PROBLEM DETAILS: After going through the data below, state how many lines contain "number", and nothing else.

--*--

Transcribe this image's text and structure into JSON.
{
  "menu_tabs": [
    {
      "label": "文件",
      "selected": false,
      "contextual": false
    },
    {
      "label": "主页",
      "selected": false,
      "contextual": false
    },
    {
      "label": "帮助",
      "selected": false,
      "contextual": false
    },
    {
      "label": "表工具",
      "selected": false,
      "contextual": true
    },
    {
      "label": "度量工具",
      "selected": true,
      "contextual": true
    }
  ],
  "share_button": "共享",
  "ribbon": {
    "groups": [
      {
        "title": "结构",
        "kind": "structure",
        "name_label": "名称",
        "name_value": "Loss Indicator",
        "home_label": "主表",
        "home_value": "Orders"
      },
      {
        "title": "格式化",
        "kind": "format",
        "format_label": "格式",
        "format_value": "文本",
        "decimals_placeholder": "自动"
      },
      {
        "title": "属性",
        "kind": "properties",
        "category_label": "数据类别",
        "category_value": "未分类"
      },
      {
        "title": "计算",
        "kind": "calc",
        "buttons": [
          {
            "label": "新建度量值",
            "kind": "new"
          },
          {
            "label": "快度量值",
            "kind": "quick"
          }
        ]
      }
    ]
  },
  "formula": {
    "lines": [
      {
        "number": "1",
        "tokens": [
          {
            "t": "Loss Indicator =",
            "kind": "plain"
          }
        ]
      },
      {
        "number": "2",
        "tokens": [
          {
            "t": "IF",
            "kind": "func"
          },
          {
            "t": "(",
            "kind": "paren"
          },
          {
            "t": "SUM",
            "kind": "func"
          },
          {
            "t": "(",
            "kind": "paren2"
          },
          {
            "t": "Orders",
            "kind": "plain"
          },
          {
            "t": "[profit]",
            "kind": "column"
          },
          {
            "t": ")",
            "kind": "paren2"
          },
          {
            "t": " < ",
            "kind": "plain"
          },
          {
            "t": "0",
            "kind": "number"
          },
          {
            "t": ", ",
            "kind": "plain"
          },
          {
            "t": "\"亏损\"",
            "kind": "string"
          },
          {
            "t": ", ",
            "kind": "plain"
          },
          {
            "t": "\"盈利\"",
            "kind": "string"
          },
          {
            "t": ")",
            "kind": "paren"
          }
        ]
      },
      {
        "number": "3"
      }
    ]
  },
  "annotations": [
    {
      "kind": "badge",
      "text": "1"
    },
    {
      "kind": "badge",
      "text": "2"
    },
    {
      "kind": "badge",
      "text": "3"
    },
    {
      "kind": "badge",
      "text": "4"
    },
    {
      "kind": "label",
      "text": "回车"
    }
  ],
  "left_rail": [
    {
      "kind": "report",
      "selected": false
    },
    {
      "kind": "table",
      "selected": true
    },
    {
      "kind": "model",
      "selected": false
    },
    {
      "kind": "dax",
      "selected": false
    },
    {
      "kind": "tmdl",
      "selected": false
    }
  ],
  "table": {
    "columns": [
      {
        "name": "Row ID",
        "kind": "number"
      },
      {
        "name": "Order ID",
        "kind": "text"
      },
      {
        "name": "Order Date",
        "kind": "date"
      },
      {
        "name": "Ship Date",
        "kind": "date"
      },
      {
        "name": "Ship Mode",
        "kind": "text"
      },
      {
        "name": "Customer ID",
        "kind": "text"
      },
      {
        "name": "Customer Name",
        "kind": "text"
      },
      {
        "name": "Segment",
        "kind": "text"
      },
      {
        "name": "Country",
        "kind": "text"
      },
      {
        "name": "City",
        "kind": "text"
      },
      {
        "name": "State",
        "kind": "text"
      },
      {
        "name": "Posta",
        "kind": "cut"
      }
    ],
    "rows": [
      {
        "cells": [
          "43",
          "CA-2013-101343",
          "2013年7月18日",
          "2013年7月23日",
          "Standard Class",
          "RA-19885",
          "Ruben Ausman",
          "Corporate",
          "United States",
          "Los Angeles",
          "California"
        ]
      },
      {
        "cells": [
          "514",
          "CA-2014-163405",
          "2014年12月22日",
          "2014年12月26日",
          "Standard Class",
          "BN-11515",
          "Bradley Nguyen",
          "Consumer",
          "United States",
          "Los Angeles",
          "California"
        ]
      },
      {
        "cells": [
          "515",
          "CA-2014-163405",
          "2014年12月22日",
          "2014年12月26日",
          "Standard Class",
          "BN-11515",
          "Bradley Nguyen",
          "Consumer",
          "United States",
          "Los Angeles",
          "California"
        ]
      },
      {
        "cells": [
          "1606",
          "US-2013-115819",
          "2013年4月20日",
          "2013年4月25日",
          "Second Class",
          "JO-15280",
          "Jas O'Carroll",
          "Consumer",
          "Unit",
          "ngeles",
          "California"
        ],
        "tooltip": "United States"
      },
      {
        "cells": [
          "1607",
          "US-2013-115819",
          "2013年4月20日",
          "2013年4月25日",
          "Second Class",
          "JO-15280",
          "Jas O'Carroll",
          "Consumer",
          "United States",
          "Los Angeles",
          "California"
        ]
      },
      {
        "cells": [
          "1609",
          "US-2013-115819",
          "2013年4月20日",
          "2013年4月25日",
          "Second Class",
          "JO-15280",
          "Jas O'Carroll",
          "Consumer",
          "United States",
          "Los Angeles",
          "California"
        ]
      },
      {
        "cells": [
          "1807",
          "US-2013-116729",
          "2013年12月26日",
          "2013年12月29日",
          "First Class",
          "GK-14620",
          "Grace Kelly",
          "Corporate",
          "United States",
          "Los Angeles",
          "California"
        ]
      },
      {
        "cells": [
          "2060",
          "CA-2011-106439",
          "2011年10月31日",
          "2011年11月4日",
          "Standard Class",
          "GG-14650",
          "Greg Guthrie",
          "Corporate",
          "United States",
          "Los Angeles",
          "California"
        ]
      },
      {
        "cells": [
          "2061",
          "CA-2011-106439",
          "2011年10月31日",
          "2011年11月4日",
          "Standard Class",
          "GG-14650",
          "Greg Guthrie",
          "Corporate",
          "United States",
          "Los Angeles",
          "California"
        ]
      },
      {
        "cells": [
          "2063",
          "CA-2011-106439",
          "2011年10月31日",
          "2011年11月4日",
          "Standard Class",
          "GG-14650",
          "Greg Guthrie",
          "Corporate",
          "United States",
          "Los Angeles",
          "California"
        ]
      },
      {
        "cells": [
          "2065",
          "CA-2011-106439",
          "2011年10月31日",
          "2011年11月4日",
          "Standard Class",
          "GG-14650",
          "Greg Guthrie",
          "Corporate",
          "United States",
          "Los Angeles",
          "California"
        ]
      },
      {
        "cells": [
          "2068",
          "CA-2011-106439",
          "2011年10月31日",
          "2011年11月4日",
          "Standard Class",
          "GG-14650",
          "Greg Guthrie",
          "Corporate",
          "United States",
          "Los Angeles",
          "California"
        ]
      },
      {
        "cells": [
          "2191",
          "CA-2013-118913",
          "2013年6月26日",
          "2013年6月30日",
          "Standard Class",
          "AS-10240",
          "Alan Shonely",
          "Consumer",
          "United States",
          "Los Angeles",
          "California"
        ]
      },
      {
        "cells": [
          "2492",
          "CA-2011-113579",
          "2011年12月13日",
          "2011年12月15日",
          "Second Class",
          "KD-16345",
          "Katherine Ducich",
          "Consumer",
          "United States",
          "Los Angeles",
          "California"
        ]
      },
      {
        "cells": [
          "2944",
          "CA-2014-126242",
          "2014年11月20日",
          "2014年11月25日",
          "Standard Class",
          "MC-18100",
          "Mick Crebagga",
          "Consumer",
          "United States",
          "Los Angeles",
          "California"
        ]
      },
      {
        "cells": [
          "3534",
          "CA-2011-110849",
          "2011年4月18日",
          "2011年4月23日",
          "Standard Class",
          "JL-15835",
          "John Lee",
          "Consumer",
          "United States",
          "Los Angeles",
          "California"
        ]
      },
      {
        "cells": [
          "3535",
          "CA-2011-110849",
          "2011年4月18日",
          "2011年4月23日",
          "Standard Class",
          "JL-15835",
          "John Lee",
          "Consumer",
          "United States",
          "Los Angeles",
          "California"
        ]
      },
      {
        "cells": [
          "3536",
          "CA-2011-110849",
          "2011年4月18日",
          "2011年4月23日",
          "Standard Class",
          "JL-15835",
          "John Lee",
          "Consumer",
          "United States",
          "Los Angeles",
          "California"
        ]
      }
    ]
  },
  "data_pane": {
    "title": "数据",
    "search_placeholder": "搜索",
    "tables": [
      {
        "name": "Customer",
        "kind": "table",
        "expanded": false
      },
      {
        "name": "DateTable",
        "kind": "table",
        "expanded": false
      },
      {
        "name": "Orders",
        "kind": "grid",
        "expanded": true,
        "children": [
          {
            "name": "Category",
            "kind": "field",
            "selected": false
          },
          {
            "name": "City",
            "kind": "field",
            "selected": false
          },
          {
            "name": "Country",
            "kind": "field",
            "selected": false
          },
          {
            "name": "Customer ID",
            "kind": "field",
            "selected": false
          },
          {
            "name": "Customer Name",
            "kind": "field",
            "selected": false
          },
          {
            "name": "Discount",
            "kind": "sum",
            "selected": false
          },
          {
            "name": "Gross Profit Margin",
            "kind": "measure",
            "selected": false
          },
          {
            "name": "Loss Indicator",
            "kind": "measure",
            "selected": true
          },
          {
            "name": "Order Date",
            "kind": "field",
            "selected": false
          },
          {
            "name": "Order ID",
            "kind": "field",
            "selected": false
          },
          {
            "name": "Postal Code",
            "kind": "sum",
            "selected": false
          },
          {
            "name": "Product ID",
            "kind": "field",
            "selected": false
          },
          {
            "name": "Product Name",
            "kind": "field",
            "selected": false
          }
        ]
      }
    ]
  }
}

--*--

RESPONSE BELOW: 5